When I was teaching freshman writing to undergrads, our curriculum was based on classical rhetoric. All the grad students joked about how we never wanted to hear about the stases or “ethos, pathos, logos” ever again—one of my colleagues dressed up as the rhetoric textbook for Halloween because she couldn’t think of anything scarier. But we also immediately found ourselves incorporating the concepts we were teaching into our own writing and finding, quite against our wills, that it became so much better.
Agents & Editors Recommend
A dependable source of professional and creative advice, this weekly series features anecdotes, insights, tips, recommended reading and viewing for writers, and more from leading agents and editors.
If you can’t pitch your book in thirty seconds, you’re probably not ready to send it to agents or publishers. And before you say, “But that’s your job”—you’re right! Our job is to convince other people to read your work, and we’ll probably come up with our own pitch down the line.
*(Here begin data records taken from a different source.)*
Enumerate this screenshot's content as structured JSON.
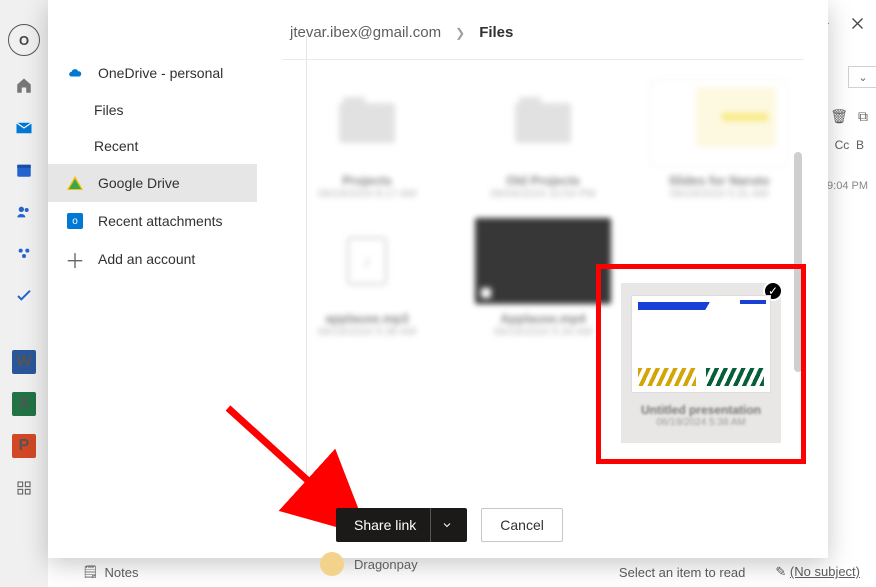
{
  "app_rail": {
    "outlook_badge": "O",
    "word_badge": "W",
    "excel_badge": "X",
    "ppt_badge": "P"
  },
  "background": {
    "cc_label": "Cc",
    "bcc_partial": "B",
    "compose_time_hint": "at 9:04 PM",
    "notes_label": "Notes",
    "select_read": "Select an item to read",
    "no_subject": "(No subject)",
    "dragonpay": "Dragonpay"
  },
  "dialog": {
    "sidebar": {
      "onedrive": "OneDrive - personal",
      "files": "Files",
      "recent": "Recent",
      "google_drive": "Google Drive",
      "recent_attachments": "Recent attachments",
      "add_account": "Add an account"
    },
    "breadcrumb": {
      "account": "jtevar.ibex@gmail.com",
      "current": "Files"
    },
    "files": [
      {
        "name": "Projects",
        "meta": "06/19/2024 8:17 AM"
      },
      {
        "name": "Old Projects",
        "meta": "06/04/2024 10:54 PM"
      },
      {
        "name": "Slides for Naruto",
        "meta": "06/19/2024 5:31 AM"
      },
      {
        "name": "applause.mp3",
        "meta": "06/19/2024 5:36 AM"
      },
      {
        "name": "Applause.mp4",
        "meta": "06/19/2024 5:34 AM"
      }
    ],
    "selected_file": {
      "name": "Untitled presentation",
      "meta": "06/19/2024 5:38 AM"
    },
    "footer": {
      "share_link": "Share link",
      "cancel": "Cancel"
    }
  }
}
But if you can’t distill the what and why of your book into a few punchy sentences, it usually means that your book is still gestating. It means that the foundational narrative has not yet emerged.
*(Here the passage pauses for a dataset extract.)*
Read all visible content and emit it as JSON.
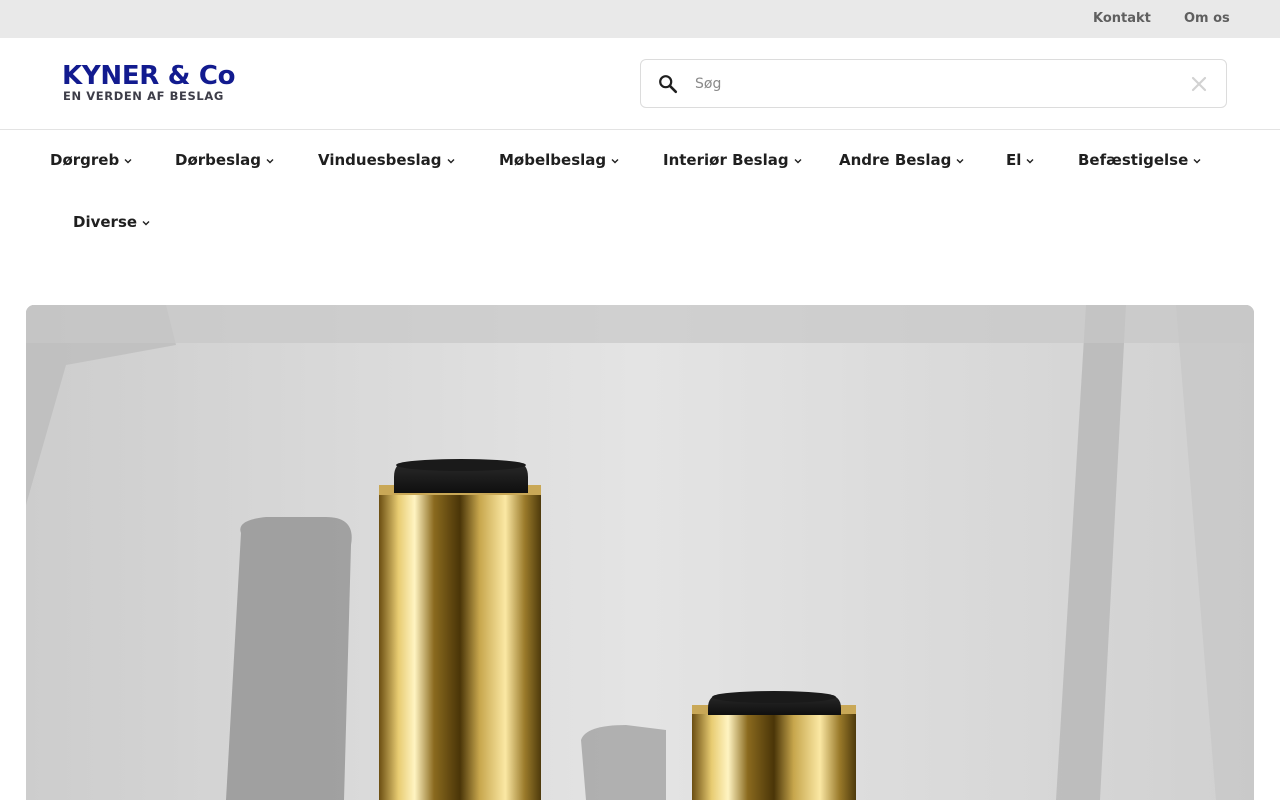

Sometimes the only words I feel I can trust are nouns. I’m not sure this is a recommendation for writers, but it is a thought that has occurred to me when describing books.
“Write every day” can be a good motivator, but it doesn’t work for everyone. In some cases, it can even be counterproductive if it prioritizes word count at the expense of creating fully realized worlds.
I also believe writing is a craft that goes beyond simply putting pen to paper (or fingers to keypad). Some of the most talented writers I know spend months thinking about their story elements outside of the physical act of writing. This might take the form of outlining or research, but a lot of the time it looks much closer to daydreaming.
Like many people, I first dove into reading as a way to escape. Later, though, I found that I confronted myself in everything I read—my fears, inclinations, and sympathies were reflected and challenged in the books I chose. What I want from reading, whether fiction or nonfiction, is to have my mind changed and my perspective expanded. And so I love a distinctive point of view, something solid to engage with, an outlook that feels honed, developed, and self-aware.
If you’re a writer, I recommend reading a lot. I might not recommend reading this article, but I do recommend reading literally anything else. I recommend reading books especially, though I also recommend reading journalism, short stories, and really long essays. As a literary agent, I often recommend my own clients’ work and the work I use as reference points to develop my own taste.
When it comes to pitching essays to publications, your proposal needs to have an idea and an anchor. What am I trying to assert and how am I going to assert it? The “what” is the idea. It’s an abstraction. You need to ground it with an anchor. An anchor is the actual story. It’s the vehicle. It’s the “how.” Most pitches fail because writers only expound on the idea but not the anecdote that readers will need to guide them through the piece, so make sure you have both components. And most of all, don’t take it personal. All you need is one editor to say yes.
You’re ready to submit your manuscript to agents and excitedly or nervously working on your pitch. The Author Bio is looming large and you’re trying to figure how to funnel your entire essence, your whole life, into one paragraph that will prompt the agent to say, Yes, this author is solid! For so many of us, writing about ourselves is a painful process because we are self-conscious about trying to find that fine line between not wanting to sound pompous or downright dull. If you’re stuck crafting the bio, my advice is to find that place within you when you’re most relaxed—say, after
The persistent image of the isolated writer—the cable-knit-sweater-wearing genius who takes a deep breath and aims a thundering blast of prose directly at the cosmos—isn’t a very useful one, especially not for the writer trying to work out the business of publishing his or her work, and driven to reading the advice of a cranky editor on a website. It takes the combined efforts of a generous group of people to nurture and circulate the literary talents of a writer, and I’d like to speak about this group:
I don’t know where I’d be without my writers group. We’ve been meeting every week—to critique each other’s work, give advice and pep talks, and troubleshoot this fickle industry—for almost three years now. We’ve helped each other through manuscript revisions, agent searches, submission blues, prepublication anxiety, and the publicity whirlwind.